Monday, April 15, 2013

Mind-body problem and the definition of identity

To: Joe H.
From: Geoffrey Klempner
Subject: Mind-body problem and the definition of identity
Date: 25th November 2009 12:54

Dear Joe,

Thank you for your email of 18 November, with your second essay for Pathways Philosophy of Mind, in response to the question, 'What is Identity? What is the relevance of a definition of 'identity' to the problem of the relation between mind and body?'

I understand your frustration with the 800 word limit. This was actually created as a liberating device, to enable students who would otherwise have difficulty 'composing an essay' to set themselves an achievable target. However, I also happen to believe that 800 words is -- or can be, when effectively deployed -- a beautiful format. It is no accident that the target length for my replies is the same 800 words.

You have tried to pack in as much as possible, but you could have helped yourself by focusing more closely on the question itself. We are not concerned with evaluating particular mind-body theories but rather with laying out the ground rules for the debate over the question of identity.

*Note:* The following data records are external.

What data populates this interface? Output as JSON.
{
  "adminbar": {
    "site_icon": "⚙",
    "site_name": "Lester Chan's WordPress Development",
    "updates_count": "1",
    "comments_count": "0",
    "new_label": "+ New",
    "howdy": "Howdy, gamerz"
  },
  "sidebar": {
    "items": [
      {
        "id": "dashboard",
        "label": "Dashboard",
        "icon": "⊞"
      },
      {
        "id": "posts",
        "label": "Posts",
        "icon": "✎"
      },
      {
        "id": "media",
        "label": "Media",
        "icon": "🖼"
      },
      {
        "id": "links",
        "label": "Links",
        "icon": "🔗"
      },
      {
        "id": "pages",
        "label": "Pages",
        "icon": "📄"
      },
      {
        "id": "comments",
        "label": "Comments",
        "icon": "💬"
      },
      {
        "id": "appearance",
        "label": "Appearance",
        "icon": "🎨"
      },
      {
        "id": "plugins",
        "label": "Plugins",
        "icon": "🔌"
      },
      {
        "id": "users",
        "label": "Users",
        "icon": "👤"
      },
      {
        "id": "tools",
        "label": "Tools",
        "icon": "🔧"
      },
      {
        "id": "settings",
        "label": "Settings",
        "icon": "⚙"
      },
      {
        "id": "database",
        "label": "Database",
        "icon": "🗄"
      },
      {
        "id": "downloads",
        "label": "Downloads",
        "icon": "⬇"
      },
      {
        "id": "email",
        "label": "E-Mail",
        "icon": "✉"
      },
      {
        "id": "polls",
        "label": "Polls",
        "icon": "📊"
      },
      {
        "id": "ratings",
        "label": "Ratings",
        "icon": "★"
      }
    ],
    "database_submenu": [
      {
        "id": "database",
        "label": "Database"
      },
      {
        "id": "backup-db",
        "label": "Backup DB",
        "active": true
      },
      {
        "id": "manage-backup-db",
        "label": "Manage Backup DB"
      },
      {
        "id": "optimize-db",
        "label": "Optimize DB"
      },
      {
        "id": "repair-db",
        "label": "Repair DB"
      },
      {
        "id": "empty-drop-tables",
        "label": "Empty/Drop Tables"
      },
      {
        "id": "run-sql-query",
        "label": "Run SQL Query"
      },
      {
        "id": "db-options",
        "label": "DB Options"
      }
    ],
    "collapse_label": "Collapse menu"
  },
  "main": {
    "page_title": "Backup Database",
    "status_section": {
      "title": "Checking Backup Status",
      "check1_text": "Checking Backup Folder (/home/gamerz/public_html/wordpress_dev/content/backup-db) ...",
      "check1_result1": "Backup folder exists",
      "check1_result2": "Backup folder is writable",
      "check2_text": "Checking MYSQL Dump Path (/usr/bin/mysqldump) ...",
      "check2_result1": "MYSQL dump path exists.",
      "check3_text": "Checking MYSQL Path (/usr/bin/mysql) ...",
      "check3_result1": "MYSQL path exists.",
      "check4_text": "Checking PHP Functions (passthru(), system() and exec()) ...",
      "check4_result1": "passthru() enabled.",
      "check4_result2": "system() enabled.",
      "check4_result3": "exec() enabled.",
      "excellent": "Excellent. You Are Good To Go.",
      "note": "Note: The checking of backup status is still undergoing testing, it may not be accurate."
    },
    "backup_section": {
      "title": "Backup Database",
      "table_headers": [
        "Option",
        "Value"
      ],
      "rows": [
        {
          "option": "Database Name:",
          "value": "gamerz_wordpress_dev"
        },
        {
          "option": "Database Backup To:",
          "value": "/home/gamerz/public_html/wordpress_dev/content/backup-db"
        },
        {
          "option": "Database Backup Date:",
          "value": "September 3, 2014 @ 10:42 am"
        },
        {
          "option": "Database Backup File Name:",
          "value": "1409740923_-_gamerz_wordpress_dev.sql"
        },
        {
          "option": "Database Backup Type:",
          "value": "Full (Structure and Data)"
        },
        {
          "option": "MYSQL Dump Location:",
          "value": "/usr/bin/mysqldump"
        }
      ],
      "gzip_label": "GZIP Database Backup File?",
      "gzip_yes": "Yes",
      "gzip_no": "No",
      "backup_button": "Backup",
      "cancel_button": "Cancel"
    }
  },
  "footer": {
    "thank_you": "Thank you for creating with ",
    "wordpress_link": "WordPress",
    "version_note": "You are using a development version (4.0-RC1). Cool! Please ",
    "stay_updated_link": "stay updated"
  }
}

What is identity? I know that Leibniz Law is often trotted out as 'the' definition of identity, but it has an inherent problem. The biconditional x=y <-> (F)(Fx <-> Fy) splits into two principles, the Identity of Indiscernibles (reading right to left) and the weaker reading of Leibniz Law (reading left to right). On the weaker reading, if x=y then all and only properties of x are properties of y. Whereas the Identity of Indiscernibles is only remotely plausible if we include spatial location as a 'property', which effectively begs the question.

What does this mean for mind-body identity theories? We can only use the weaker version of Leibniz Law, which merely gives the consequences of an identity statement. However, consider Kolakowski's statement about my ear and the moon (you can find the quote at Follydiddledah http://www.follydiddledah.com/image_and_quote_4.html together with a nice illustration).

I claim that my ear IS identical with the moon. 'How come,' you say. 'What I mean is that in 1969, Neil Armstrong walked on my-ear-and-the-moon, the annoying hairs which grow on my-ear-and-the-moon need trimming regularly, and so on.'

This is really no different from what Armstrong and Smart are doing, metaphysically speaking. Two things are always two things, however hard one tries to push them together. Using the magic word 'identity' gets you nowhere.

So the next question is, What more is needed to explain identity, if Leibniz Law (on the weaker reading) won't suffice? This is where one gets to talk about the nature of particulars, the role of identity over time, and the difference between existing particulars and events.

We also get to look at so-called 'property identity': are we still talking about identity here? Properties can be co-extensional, determining the same set, or (in some sense) necessarily co-extensional. For Armstrong and Smart, the attraction of type identity (property identity) is that it entails token identity. If earache IS 'stimulation of c-fibres' then THIS earache is an actual, physical process going in in my brain, nothing more.

I've heard it said that you can have a kind of property identity, in a weaker sense which does not imply token identity of either particulars or events. So if you are keen on preserving intuitions about qualia, you can keep these and also sound respectably 'materialist' in your talk of mind. This looks like a cop-out to me.

So we are back to the question, what IS identity? If Leibniz Law only gives the consequences of identity then we need to focus on how particulars are picked out and identified, at a time or over time. And this is where the whole issue of 'qualia' or 'private objects' arises because if you have gone so far to 'pick out' a quale or a private object then (as I would argue) it is too late to make claims about identity.

Some would object to this as inserting an unacceptable epistemological bias into logic. But logic has to be applied to the world otherwise it is toothless. (For more on this topic see David Wiggins 'Sameness and Substance' Blackwell.)

Kripke is central because he identifies the key aspect of the notion of qualia which is relevant to the mind-body question: the idea that my knowledge of my quale is 'de re' rather than 'de dicto'. It is direct, unmediated by a description; in any possible world it could not be anything but what it is.

On the general topic of types and tokens in relation to the mind-body problem, I would advocate abandoning the confusing terminology of 'types' and 'tokens' and concentrate on the question of identity.

Consider the world of abstract objects. Is the five, as Frege believed, an entity? Does 5 exist as an abstract object? That's a meaningful question. It is clear what the difference is between regarding 5 as a second-order property defined in predicate calculus, and regarding 5 as existing in its own right as an entity with an identity. Talk of 'tokens' and 'types' has a role only in relation to mathematical symbolism -- names for numbers -- not for numbers in themselves.

All the best,

Geoffrey